A woman who goes by the pseudonym “Jordan Belamire” claimed to CNNMoney that she was sexually assaulted in a virtual reality video game called QuiVr. According to Belamire, the incident occurred when she was playing the HTC Vive VR that her brother-in-law owned. At first, she was just doing normal things in the game like shooting zombies. Since the multiplayer mode was on, there were other virtual reality gamers playing the game at the same time she was. Then one of these other players came up to her in the game and began rubbing her chest in virtual reality. Belamire claimed the experience of getting groped in the game reminded her of the two times she got groped in real life.
To make matters worse, Belamire’s microphone was on so other players could hear her voice and determine that she was a woman. You’d think this would make them stop but instead, it attracted another player to come over to her in the virtual world and grab her too. Belamire claimed the player “BigBro442” chased her around in the virtual world and made pinching motions around her chest area. The worst part was when the player touched her virtual crouch with his virtual hand and began rubbing the area.
Belamire posted about her experiences on Twitter but she didn’t get too much sympathy. People couldn’t understand how she could be assaulted in a virtual reality setting. After she received lots of hate messages over it, she suspended her account on Twitter temporarily. Now she claims the backlash against her was even worse than the virtual assault.
The problem here is that most of these games are created by male video game developers and they don’t consider how a female gamer could become vulnerable to these kinds of virtual attacks. Fortunately, the VR chatroom “AltspaceVR” has created a way to stop these attacks.

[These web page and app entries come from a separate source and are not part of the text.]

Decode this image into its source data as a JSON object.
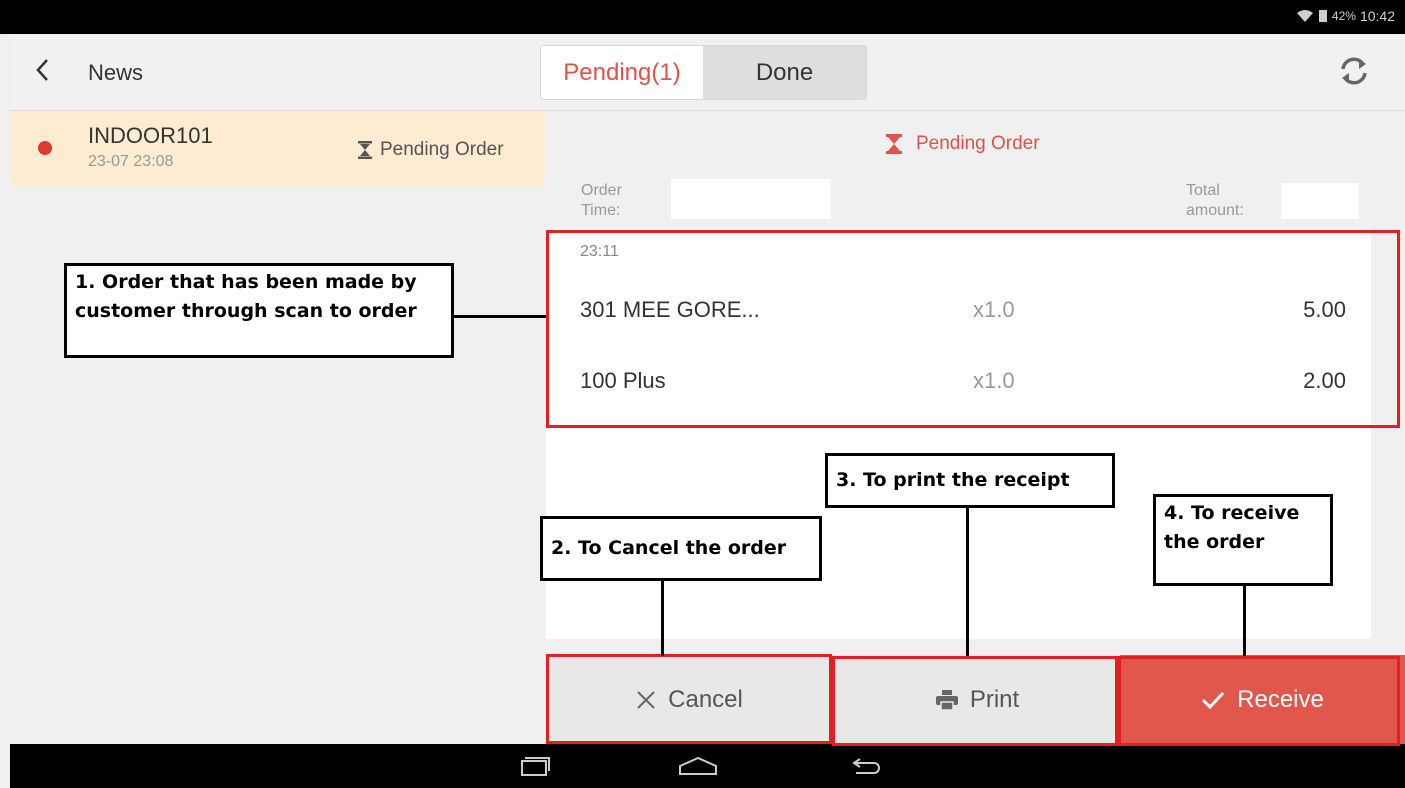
{
  "status_bar": {
    "battery": "42%",
    "time": "10:42"
  },
  "header": {
    "title": "News",
    "tabs": [
      {
        "label": "Pending(1)"
      },
      {
        "label": "Done"
      }
    ]
  },
  "order_list": [
    {
      "name": "INDOOR101",
      "datetime": "23-07 23:08",
      "status": "Pending Order"
    }
  ],
  "detail": {
    "status": "Pending Order",
    "order_time_label": "Order Time:",
    "total_amount_label": "Total amount:",
    "item_time": "23:11",
    "items": [
      {
        "name": "301 MEE GORE...",
        "qty": "x1.0",
        "price": "5.00"
      },
      {
        "name": "100 Plus",
        "qty": "x1.0",
        "price": "2.00"
      }
    ]
  },
  "buttons": {
    "cancel": "Cancel",
    "print": "Print",
    "receive": "Receive"
  },
  "annotations": {
    "a1": "1. Order that has been made by customer through scan to order",
    "a2": "2. To Cancel the order",
    "a3": "3. To print the receipt",
    "a4": "4. To receive the order"
  },
  "colors": {
    "accent": "#e25248",
    "highlight": "#fdebd2",
    "annotation_red": "#e31e24"
  }
}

It is a personal bubble option that the player can select which forces all other players to be at least one foot away from them. QuiVr’s developer “Blueteak” is going to be integrating this feature into the game soon.